Harvesting the grapes
The vendanges, or grape harvest, is when grapes are picked to make wine. It is a telling time for the company as well as for the winegrowers.
Different parameters, and variations among them, decide the date of the harvest. These include:
- Ripeness tests on the grapes, checking the level of sugars and acids, done internally but also by a network in Alsace led by a joint trade organization of Alsace wines, the Chamber of Agriculture and by sub-regions that determine the start dates of the harvest for the three AOCs. A provisional schedule is then set up at each press, for each appellation.
- Weather conditions which have an impact on the ripeness of the grape during the entire growing season and which influence the harvest schedule. Heavy rains would have an impact on the quality of the harvest and could postpone the harvest by one full day.
- The production area, which direction it faces and soil type as well as cultural practices will all have an impact on the ripeness of the grape. Generally the grapevines on the Alsatian plain ripen more quickly than those on the hillsides.
- The varietal, as the family of the Pinots ripens more quickly than the Riesling, for example.
The parcels are prepared already at the pruning and trellising stages to be manually or mechanically harvested. The contents of the grapes are visually inspected, measured by a refractometer in order to determine the alcohol potential, then photographed and analyzed via quality control software, called Grapescan®, which gives a grade for health and another for ripeness. All of these parameters allow us to direct and manage the harvest depending on the qualities the cellar man is looking for. This data will play a role in determining the quality bonus paid to the winegrower. The database helps us in our talks with the growers, allowing them to progress by comparing their production to other different but equivalent parcels. This has also helped us over the years to identify the zones where the grapes ripen more quickly in order to choose the ideal moment to harvest.
The harvest in practice
Even if the harvest lasts a different amount of time from one year to another, it still takes on average six weeks without counting the Vendanges Tardives and Sélection de Grains Nobles.
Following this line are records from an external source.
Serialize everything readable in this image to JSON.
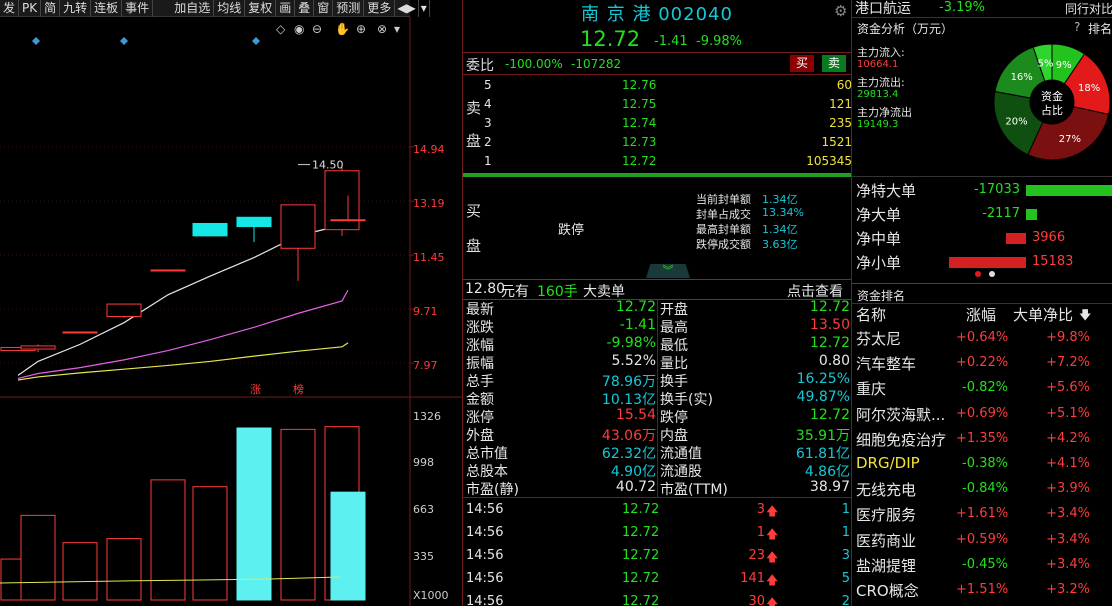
{
  "toolbar": [
    "发",
    "PK",
    "简",
    "九转",
    "连板",
    "事件",
    "加自选",
    "均线",
    "复权",
    "画",
    "叠",
    "窗",
    "预测",
    "更多"
  ],
  "chart": {
    "price_ticks": [
      "14.94",
      "13.19",
      "11.45",
      "9.71",
      "7.97"
    ],
    "high_label": "14.50",
    "limit_marks": [
      "涨",
      "榜"
    ],
    "vol_ticks": [
      "1326",
      "998",
      "663",
      "335",
      "X1000"
    ],
    "candles": [
      {
        "o": 8.5,
        "c": 8.6,
        "h": 8.6,
        "l": 8.5
      },
      {
        "o": 8.55,
        "c": 8.65,
        "h": 8.7,
        "l": 8.45
      },
      {
        "o": 9.1,
        "c": 9.1,
        "h": 9.1,
        "l": 9.1
      },
      {
        "o": 9.6,
        "c": 10.0,
        "h": 10.0,
        "l": 9.55
      },
      {
        "o": 11.1,
        "c": 11.1,
        "h": 11.1,
        "l": 11.1
      },
      {
        "o": 12.2,
        "c": 12.6,
        "h": 12.6,
        "l": 12.2
      },
      {
        "o": 12.8,
        "c": 12.5,
        "h": 12.8,
        "l": 12.0
      },
      {
        "o": 11.8,
        "c": 13.2,
        "h": 13.2,
        "l": 10.75
      },
      {
        "o": 12.4,
        "c": 14.3,
        "h": 14.5,
        "l": 12.2
      },
      {
        "o": 12.72,
        "c": 12.72,
        "h": 13.5,
        "l": 12.72
      }
    ],
    "vol": [
      300,
      620,
      420,
      450,
      880,
      830,
      1260,
      1250,
      1270,
      790
    ],
    "ma5": [
      7.7,
      8.15,
      8.7,
      9.4,
      10.3,
      10.9,
      11.5,
      12.2,
      12.55,
      12.74
    ],
    "ma10": [
      7.6,
      7.76,
      7.95,
      8.2,
      8.5,
      8.85,
      9.25,
      9.7,
      10.1,
      10.45
    ],
    "ma20": [
      7.55,
      7.65,
      7.78,
      7.9,
      8.02,
      8.15,
      8.32,
      8.48,
      8.62,
      8.75
    ]
  },
  "header": {
    "title": "南 京 港 002040",
    "price": "12.72",
    "change": "-1.41",
    "pct": "-9.98%"
  },
  "orderbook": {
    "weibi_label": "委比",
    "weibi_pct": "-100.00%",
    "weibi_val": "-107282",
    "sell_btn": "买",
    "buy_btn": "卖",
    "sell_label": [
      "卖",
      "盘"
    ],
    "buy_label": [
      "买",
      "盘"
    ],
    "sells": [
      [
        "5",
        "12.76",
        "60"
      ],
      [
        "4",
        "12.75",
        "121"
      ],
      [
        "3",
        "12.74",
        "235"
      ],
      [
        "2",
        "12.73",
        "1521"
      ],
      [
        "1",
        "12.72",
        "105345"
      ]
    ],
    "limit_text": "跌停",
    "seal": [
      [
        "当前封单额",
        "1.34亿"
      ],
      [
        "封单占成交",
        "13.34%"
      ],
      [
        "最高封单额",
        "1.34亿"
      ],
      [
        "跌停成交额",
        "3.63亿"
      ]
    ]
  },
  "bigorder": {
    "price": "12.80",
    "yuan": "元有",
    "qty": "160手",
    "label": "大卖单",
    "link": "点击查看"
  },
  "quote": [
    [
      "最新",
      "12.72",
      "开盘",
      "12.72"
    ],
    [
      "涨跌",
      "-1.41",
      "最高",
      "13.50"
    ],
    [
      "涨幅",
      "-9.98%",
      "最低",
      "12.72"
    ],
    [
      "振幅",
      "5.52%",
      "量比",
      "0.80"
    ],
    [
      "总手",
      "78.96万",
      "换手",
      "16.25%"
    ],
    [
      "金额",
      "10.13亿",
      "换手(实)",
      "49.87%"
    ],
    [
      "涨停",
      "15.54",
      "跌停",
      "12.72"
    ],
    [
      "外盘",
      "43.06万",
      "内盘",
      "35.91万"
    ],
    [
      "总市值",
      "62.32亿",
      "流通值",
      "61.81亿"
    ],
    [
      "总股本",
      "4.90亿",
      "流通股",
      "4.86亿"
    ],
    [
      "市盈(静)",
      "40.72",
      "市盈(TTM)",
      "38.97"
    ]
  ],
  "trades": [
    [
      "14:56",
      "12.72",
      "3",
      "1"
    ],
    [
      "14:56",
      "12.72",
      "1",
      "1"
    ],
    [
      "14:56",
      "12.72",
      "23",
      "3"
    ],
    [
      "14:56",
      "12.72",
      "141",
      "5"
    ],
    [
      "14:56",
      "12.72",
      "30",
      "2"
    ]
  ],
  "right": {
    "top_name": "港口航运",
    "top_pct": "-3.19%",
    "top_cmp": "同行对比",
    "fund_title": "资金分析（万元）",
    "fund_help": "?",
    "fund_rank": "排名",
    "inflow_label": "主力流入:",
    "inflow": "10664.1",
    "outflow_label": "主力流出:",
    "outflow": "29813.4",
    "net_label": "主力净流出",
    "net": "19149.3",
    "donut_center": [
      "资金",
      "占比"
    ],
    "donut": [
      {
        "label": "9%",
        "pct": 9,
        "color": "#23c21e"
      },
      {
        "label": "18%",
        "pct": 18,
        "color": "#e31a1a"
      },
      {
        "label": "27%",
        "pct": 27,
        "color": "#7a1010"
      },
      {
        "label": "20%",
        "pct": 20,
        "color": "#0f4f0f"
      },
      {
        "label": "16%",
        "pct": 16,
        "color": "#1c8a1c"
      },
      {
        "label": "5%",
        "pct": 5,
        "color": "#2fd42f"
      }
    ],
    "flows": [
      [
        "净特大单",
        "-17033",
        "#23c21e",
        -17033
      ],
      [
        "净大单",
        "-2117",
        "#23c21e",
        -2117
      ],
      [
        "净中单",
        "3966",
        "#d42020",
        3966
      ],
      [
        "净小单",
        "15183",
        "#d42020",
        15183
      ]
    ],
    "rank_title": "资金排名",
    "rank_headers": [
      "名称",
      "涨幅",
      "大单净比"
    ],
    "ranks": [
      [
        "芬太尼",
        "+0.64%",
        "+9.8%"
      ],
      [
        "汽车整车",
        "+0.22%",
        "+7.2%"
      ],
      [
        "重庆",
        "-0.82%",
        "+5.6%"
      ],
      [
        "阿尔茨海默...",
        "+0.69%",
        "+5.1%"
      ],
      [
        "细胞免疫治疗",
        "+1.35%",
        "+4.2%"
      ],
      [
        "DRG/DIP",
        "-0.38%",
        "+4.1%"
      ],
      [
        "无线充电",
        "-0.84%",
        "+3.9%"
      ],
      [
        "医疗服务",
        "+1.61%",
        "+3.4%"
      ],
      [
        "医药商业",
        "+0.59%",
        "+3.4%"
      ],
      [
        "盐湖提锂",
        "-0.45%",
        "+3.4%"
      ],
      [
        "CRO概念",
        "+1.51%",
        "+3.2%"
      ]
    ]
  }
}
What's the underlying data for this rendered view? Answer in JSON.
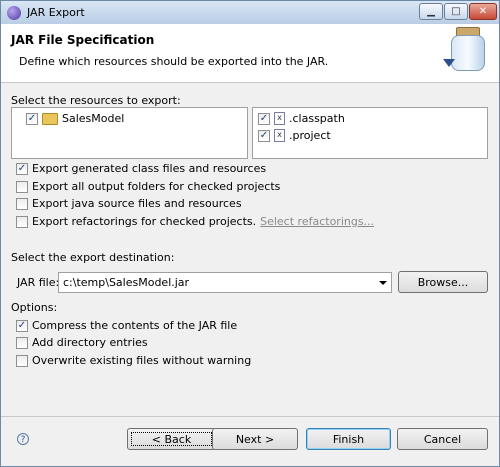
{
  "window": {
    "title": "JAR Export",
    "minimize": "▁",
    "maximize": "□",
    "close": "✕"
  },
  "header": {
    "title": "JAR File Specification",
    "description": "Define which resources should be exported into the JAR."
  },
  "resources": {
    "label": "Select the resources to export:",
    "project": "SalesModel",
    "files": [
      ".classpath",
      ".project"
    ]
  },
  "options_export": [
    {
      "label": "Export generated class files and resources",
      "checked": true
    },
    {
      "label": "Export all output folders for checked projects",
      "checked": false
    },
    {
      "label": "Export java source files and resources",
      "checked": false
    },
    {
      "label": "Export refactorings for checked projects.",
      "checked": false
    }
  ],
  "select_refactorings": "Select refactorings...",
  "destination": {
    "label": "Select the export destination:",
    "jar_label": "JAR file:",
    "jar_value": "c:\\temp\\SalesModel.jar",
    "browse": "Browse..."
  },
  "options": {
    "label": "Options:",
    "items": [
      {
        "label": "Compress the contents of the JAR file",
        "checked": true
      },
      {
        "label": "Add directory entries",
        "checked": false
      },
      {
        "label": "Overwrite existing files without warning",
        "checked": false
      }
    ]
  },
  "buttons": {
    "help": "?",
    "back": "< Back",
    "next": "Next >",
    "finish": "Finish",
    "cancel": "Cancel"
  }
}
Wolfberger’s harvests are primarily manual, with a few exceptions. The harvested grapes are brought to three sites (Orschwihr, Eguisheim and Dambach-la-Ville) and the vinification of the juice is done at three sites (Colmar for the Crémant, Eguisheim and Dambach-la-Ville for wine and Eguisheim for the organic wine, the Grands Crus and Vendanges Tardives).